### TASK TO CARRY OUT
Bring together all lines from the listing below that contain the string "background".

· · ·

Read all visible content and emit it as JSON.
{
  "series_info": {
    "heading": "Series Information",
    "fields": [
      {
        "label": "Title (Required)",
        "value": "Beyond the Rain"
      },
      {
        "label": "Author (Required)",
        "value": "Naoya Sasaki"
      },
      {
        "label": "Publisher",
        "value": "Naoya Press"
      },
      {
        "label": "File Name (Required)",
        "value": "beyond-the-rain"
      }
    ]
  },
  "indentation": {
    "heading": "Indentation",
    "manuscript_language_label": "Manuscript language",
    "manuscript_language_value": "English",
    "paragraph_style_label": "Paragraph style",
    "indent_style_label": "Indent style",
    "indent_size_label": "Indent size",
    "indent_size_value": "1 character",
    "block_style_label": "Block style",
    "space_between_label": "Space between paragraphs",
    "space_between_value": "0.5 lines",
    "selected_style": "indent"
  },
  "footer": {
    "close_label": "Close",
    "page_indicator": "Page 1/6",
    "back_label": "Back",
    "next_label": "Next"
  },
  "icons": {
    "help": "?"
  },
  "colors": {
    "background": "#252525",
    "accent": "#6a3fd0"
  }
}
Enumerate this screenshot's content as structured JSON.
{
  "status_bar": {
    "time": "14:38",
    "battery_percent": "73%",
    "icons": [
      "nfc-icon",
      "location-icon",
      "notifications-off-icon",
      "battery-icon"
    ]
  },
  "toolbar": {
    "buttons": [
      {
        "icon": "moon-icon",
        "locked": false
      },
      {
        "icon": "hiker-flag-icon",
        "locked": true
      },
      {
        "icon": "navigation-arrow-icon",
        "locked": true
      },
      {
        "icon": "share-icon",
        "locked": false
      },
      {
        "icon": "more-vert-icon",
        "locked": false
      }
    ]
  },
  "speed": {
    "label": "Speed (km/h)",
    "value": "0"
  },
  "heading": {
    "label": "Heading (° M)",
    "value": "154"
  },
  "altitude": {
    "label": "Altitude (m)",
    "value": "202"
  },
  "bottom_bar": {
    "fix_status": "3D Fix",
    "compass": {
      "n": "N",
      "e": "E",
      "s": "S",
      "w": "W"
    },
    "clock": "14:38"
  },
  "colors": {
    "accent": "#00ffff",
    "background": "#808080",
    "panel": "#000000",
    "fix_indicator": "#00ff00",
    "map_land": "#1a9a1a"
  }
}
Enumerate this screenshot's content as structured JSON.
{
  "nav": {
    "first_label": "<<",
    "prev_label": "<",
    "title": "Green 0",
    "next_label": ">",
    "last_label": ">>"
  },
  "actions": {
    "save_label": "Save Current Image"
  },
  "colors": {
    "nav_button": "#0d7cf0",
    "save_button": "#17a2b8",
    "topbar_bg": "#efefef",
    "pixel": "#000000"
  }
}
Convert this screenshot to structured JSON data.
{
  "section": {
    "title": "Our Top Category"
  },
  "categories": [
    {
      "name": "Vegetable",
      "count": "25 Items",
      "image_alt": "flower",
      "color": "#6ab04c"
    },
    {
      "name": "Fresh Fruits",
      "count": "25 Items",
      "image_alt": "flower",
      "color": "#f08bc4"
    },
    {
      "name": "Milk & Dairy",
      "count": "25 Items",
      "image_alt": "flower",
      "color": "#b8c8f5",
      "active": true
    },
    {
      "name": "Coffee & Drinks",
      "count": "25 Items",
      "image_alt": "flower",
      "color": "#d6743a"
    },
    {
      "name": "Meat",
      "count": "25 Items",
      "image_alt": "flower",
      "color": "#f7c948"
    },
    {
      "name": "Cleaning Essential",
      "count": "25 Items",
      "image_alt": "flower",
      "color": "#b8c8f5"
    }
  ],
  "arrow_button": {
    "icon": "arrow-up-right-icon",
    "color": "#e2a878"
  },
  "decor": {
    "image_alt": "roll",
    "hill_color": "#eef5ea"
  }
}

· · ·

### SOLUTION TO THE EXERCISE
    "background": "#252525",
    "background": "#808080",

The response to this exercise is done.